- What you will do -
Without omitting anything, retype the data that follows.

==== Excerpted records

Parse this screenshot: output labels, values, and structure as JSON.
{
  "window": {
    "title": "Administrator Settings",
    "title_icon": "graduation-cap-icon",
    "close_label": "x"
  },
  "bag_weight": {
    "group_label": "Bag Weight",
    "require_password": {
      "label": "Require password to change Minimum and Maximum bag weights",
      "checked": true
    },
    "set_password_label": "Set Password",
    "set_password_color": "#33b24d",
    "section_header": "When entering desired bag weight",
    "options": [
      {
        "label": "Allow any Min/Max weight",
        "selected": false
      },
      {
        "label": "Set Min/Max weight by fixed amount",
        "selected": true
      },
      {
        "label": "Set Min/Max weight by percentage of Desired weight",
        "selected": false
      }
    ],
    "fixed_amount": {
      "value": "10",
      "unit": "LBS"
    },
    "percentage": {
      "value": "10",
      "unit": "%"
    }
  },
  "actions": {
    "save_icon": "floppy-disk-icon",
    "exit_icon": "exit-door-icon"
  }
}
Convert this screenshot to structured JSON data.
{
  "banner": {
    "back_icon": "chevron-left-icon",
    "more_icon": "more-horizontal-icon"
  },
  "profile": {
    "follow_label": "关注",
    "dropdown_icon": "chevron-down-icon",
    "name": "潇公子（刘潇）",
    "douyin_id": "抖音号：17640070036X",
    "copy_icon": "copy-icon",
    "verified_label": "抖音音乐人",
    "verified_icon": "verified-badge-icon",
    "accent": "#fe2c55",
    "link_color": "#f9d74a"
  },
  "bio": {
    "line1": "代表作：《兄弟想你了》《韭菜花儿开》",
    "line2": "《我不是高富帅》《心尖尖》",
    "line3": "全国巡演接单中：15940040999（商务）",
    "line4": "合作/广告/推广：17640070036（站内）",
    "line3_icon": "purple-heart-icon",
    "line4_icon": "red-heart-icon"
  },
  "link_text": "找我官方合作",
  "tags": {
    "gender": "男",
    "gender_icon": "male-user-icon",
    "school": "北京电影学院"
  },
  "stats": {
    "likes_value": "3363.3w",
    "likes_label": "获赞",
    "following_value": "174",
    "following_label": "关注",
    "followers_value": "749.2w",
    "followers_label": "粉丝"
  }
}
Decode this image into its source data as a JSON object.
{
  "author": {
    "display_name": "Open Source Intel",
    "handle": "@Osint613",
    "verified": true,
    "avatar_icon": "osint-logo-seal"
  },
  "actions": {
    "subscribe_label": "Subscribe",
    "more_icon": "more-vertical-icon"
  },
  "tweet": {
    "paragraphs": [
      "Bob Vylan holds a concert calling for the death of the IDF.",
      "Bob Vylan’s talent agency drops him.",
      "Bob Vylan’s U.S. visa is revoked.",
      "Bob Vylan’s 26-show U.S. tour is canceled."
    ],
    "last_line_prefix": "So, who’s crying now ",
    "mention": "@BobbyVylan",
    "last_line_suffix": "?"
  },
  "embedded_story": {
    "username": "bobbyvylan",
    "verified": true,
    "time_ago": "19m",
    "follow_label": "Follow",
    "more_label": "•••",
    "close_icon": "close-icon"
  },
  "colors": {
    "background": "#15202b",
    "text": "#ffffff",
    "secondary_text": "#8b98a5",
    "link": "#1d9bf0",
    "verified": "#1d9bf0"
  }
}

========

- Reply to the exercise -
Parse this screenshot: output labels, values, and structure as JSON.
{
  "window": {
    "title": "Administrator Settings",
    "title_icon": "graduation-cap-icon",
    "close_label": "x"
  },
  "bag_weight": {
    "group_label": "Bag Weight",
    "require_password": {
      "label": "Require password to change Minimum and Maximum bag weights",
      "checked": true
    },
    "set_password_label": "Set Password",
    "set_password_color": "#33b24d",
    "section_header": "When entering desired bag weight",
    "options": [
      {
        "label": "Allow any Min/Max weight",
        "selected": false
      },
      {
        "label": "Set Min/Max weight by fixed amount",
        "selected": true
      },
      {
        "label": "Set Min/Max weight by percentage of Desired weight",
        "selected": false
      }
    ],
    "fixed_amount": {
      "value": "10",
      "unit": "LBS"
    },
    "percentage": {
      "value": "10",
      "unit": "%"
    }
  },
  "actions": {
    "save_icon": "floppy-disk-icon",
    "exit_icon": "exit-door-icon"
  }
}
Convert this screenshot to structured JSON data.
{
  "banner": {
    "back_icon": "chevron-left-icon",
    "more_icon": "more-horizontal-icon"
  },
  "profile": {
    "follow_label": "关注",
    "dropdown_icon": "chevron-down-icon",
    "name": "潇公子（刘潇）",
    "douyin_id": "抖音号：17640070036X",
    "copy_icon": "copy-icon",
    "verified_label": "抖音音乐人",
    "verified_icon": "verified-badge-icon",
    "accent": "#fe2c55",
    "link_color": "#f9d74a"
  },
  "bio": {
    "line1": "代表作：《兄弟想你了》《韭菜花儿开》",
    "line2": "《我不是高富帅》《心尖尖》",
    "line3": "全国巡演接单中：15940040999（商务）",
    "line4": "合作/广告/推广：17640070036（站内）",
    "line3_icon": "purple-heart-icon",
    "line4_icon": "red-heart-icon"
  },
  "link_text": "找我官方合作",
  "tags": {
    "gender": "男",
    "gender_icon": "male-user-icon",
    "school": "北京电影学院"
  },
  "stats": {
    "likes_value": "3363.3w",
    "likes_label": "获赞",
    "following_value": "174",
    "following_label": "关注",
    "followers_value": "749.2w",
    "followers_label": "粉丝"
  }
}
Decode this image into its source data as a JSON object.
{
  "author": {
    "display_name": "Open Source Intel",
    "handle": "@Osint613",
    "verified": true,
    "avatar_icon": "osint-logo-seal"
  },
  "actions": {
    "subscribe_label": "Subscribe",
    "more_icon": "more-vertical-icon"
  },
  "tweet": {
    "paragraphs": [
      "Bob Vylan holds a concert calling for the death of the IDF.",
      "Bob Vylan’s talent agency drops him.",
      "Bob Vylan’s U.S. visa is revoked.",
      "Bob Vylan’s 26-show U.S. tour is canceled."
    ],
    "last_line_prefix": "So, who’s crying now ",
    "mention": "@BobbyVylan",
    "last_line_suffix": "?"
  },
  "embedded_story": {
    "username": "bobbyvylan",
    "verified": true,
    "time_ago": "19m",
    "follow_label": "Follow",
    "more_label": "•••",
    "close_icon": "close-icon"
  },
  "colors": {
    "background": "#15202b",
    "text": "#ffffff",
    "secondary_text": "#8b98a5",
    "link": "#1d9bf0",
    "verified": "#1d9bf0"
  }
}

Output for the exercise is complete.